TASK DIRECTIONS:
Examine the data line by line and report how many lines include the word "true", with no additional output.

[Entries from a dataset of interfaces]

● ● ● ● ● ● ●

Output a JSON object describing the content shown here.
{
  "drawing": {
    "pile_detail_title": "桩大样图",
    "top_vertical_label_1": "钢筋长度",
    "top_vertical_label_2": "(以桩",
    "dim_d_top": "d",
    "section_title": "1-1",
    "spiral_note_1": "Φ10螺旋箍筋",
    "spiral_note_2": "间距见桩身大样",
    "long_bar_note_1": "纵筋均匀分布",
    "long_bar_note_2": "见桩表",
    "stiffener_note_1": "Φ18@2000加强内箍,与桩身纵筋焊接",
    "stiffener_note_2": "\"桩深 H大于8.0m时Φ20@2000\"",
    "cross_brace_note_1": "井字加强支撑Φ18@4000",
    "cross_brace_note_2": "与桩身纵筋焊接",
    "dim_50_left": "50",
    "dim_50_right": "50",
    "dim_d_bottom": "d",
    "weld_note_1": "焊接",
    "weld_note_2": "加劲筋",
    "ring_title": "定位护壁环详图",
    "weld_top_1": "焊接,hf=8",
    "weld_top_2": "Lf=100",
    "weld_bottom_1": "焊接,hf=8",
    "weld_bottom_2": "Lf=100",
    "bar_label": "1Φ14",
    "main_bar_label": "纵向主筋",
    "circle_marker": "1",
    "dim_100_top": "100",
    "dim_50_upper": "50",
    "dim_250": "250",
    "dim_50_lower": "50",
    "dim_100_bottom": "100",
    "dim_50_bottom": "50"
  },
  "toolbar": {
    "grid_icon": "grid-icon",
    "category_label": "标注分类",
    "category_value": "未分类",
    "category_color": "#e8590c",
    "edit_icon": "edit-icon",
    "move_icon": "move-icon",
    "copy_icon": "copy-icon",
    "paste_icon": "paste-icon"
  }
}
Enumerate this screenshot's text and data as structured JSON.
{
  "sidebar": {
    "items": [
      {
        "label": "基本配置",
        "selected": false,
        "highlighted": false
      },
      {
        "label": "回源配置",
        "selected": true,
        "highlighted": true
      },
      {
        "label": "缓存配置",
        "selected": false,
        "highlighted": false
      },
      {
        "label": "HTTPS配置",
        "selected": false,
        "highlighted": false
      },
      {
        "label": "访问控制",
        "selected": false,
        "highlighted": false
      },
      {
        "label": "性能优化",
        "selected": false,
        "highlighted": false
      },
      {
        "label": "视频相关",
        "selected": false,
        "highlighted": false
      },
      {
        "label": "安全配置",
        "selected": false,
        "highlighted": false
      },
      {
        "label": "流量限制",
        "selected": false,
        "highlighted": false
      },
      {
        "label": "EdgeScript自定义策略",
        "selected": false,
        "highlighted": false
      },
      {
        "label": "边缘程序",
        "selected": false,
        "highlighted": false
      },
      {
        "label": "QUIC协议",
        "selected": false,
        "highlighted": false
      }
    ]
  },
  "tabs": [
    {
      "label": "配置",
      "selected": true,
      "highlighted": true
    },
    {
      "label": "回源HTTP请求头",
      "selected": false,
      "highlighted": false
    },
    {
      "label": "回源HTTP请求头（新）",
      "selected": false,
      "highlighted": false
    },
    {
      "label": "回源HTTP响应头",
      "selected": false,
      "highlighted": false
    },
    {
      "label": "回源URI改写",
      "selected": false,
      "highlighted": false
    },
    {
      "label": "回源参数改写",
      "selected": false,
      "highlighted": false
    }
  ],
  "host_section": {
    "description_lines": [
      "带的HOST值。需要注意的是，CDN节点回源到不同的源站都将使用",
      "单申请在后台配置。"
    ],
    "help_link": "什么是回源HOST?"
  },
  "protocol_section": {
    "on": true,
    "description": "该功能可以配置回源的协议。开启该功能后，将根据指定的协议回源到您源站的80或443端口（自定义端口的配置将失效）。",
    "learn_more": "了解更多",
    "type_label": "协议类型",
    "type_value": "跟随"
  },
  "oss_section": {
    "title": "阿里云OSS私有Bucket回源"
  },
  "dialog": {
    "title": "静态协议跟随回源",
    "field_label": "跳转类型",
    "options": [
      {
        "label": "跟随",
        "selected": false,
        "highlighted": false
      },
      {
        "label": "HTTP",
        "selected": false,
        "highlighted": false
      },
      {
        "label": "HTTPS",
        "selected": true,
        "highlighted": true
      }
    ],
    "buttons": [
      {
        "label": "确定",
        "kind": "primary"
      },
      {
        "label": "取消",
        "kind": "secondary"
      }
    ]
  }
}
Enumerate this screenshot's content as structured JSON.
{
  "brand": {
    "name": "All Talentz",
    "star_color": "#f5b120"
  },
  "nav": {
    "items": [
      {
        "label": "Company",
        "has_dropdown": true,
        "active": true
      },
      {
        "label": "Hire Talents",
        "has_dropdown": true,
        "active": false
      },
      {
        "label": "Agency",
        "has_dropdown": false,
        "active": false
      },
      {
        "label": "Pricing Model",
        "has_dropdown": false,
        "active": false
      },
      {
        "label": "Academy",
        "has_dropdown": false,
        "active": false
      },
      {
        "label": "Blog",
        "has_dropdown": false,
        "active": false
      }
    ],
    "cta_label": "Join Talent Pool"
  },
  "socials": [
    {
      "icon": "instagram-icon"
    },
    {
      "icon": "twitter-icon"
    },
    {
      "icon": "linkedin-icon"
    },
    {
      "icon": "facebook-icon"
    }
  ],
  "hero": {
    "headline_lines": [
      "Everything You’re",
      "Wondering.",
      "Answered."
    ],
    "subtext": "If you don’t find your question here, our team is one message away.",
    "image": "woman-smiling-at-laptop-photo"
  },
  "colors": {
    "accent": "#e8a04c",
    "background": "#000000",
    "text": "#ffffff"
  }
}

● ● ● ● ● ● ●

YOUR SOLUTION:
10